Another thing that I have noticed is that most people experience stress when they are feeling like something is out of their control. There are many demands and expectations that are placed on each of us, from others and from ourselves, and we often fall into the trap of mistaking these expectations as the way things “should” or “must” go. To deal with stress that results when our expectations go unfulfilled, I invite you to try letting yourself be 100% present to a situation, to watch the events unfold rather than trying to force those events to conform exactly to your expectations. For example, even if we know better, we “expect” people to do exactly what they say they will do by the time at which they say they will do it. Therefore, when people fall short of doing what they said, our unfulfilled expectations leave us upset and stressed. We may even blame them for our feeling so upset. This over reaction then leaves us stuck in the middle of how things “should have gone” vs. “how things went”. This robs us of the power to deal with what needs to be accomplished with the available resources at hand.
Ultimately, when people experience stress, they are simply reacting to life not working out the way they want or expect. Becoming aware of what is really happening, separating what happened from our interpretation about what is happening, allows us to discover that much of what we considered already determined, given or fixed, may in fact not be. Situations that may have been challenging or stressful can become more fluid and open to change. This can create new levels of ease and enjoyment.

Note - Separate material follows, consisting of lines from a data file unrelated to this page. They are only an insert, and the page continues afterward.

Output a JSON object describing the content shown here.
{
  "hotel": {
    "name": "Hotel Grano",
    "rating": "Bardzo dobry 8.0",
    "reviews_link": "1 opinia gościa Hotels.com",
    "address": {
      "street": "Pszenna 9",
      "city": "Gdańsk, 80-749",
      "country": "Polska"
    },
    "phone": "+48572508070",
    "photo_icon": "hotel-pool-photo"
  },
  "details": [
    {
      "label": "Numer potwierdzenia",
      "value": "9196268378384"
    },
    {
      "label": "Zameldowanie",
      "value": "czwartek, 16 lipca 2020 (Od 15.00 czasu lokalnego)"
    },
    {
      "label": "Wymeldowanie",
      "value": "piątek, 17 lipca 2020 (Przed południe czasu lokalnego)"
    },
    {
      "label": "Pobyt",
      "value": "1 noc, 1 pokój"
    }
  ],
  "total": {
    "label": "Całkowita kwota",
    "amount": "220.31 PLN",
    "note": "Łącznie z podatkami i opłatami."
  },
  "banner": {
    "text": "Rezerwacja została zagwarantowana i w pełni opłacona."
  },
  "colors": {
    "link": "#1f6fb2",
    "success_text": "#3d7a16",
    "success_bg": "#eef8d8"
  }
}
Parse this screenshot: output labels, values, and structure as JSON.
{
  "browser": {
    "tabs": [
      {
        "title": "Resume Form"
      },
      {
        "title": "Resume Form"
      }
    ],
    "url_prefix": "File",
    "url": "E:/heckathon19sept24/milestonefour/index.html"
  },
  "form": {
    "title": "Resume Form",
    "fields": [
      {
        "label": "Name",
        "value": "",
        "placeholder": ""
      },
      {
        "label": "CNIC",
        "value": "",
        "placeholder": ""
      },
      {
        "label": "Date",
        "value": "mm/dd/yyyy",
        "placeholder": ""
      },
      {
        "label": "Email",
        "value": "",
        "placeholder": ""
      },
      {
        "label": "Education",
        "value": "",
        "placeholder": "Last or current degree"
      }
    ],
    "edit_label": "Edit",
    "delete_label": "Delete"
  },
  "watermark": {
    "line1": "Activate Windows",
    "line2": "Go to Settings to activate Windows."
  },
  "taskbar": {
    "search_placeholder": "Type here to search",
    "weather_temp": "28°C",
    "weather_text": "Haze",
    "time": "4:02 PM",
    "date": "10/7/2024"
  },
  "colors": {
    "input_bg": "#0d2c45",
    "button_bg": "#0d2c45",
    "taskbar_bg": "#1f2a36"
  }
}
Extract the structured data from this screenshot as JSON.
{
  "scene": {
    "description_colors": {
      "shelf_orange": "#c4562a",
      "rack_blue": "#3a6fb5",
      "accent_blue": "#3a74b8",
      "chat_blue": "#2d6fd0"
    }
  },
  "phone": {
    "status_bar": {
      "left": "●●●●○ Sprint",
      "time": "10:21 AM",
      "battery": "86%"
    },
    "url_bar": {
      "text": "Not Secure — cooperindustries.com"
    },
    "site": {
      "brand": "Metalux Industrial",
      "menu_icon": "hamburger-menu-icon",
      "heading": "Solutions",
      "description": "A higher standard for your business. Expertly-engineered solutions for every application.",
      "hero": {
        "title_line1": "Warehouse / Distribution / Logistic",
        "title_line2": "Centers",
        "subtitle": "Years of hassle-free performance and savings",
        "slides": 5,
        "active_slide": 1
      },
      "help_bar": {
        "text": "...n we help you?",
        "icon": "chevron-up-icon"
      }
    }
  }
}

You may actually surprise yourself and find areas in your life where you have said good-bye to stress!
You can see more of David’s work at the Certus Coaching website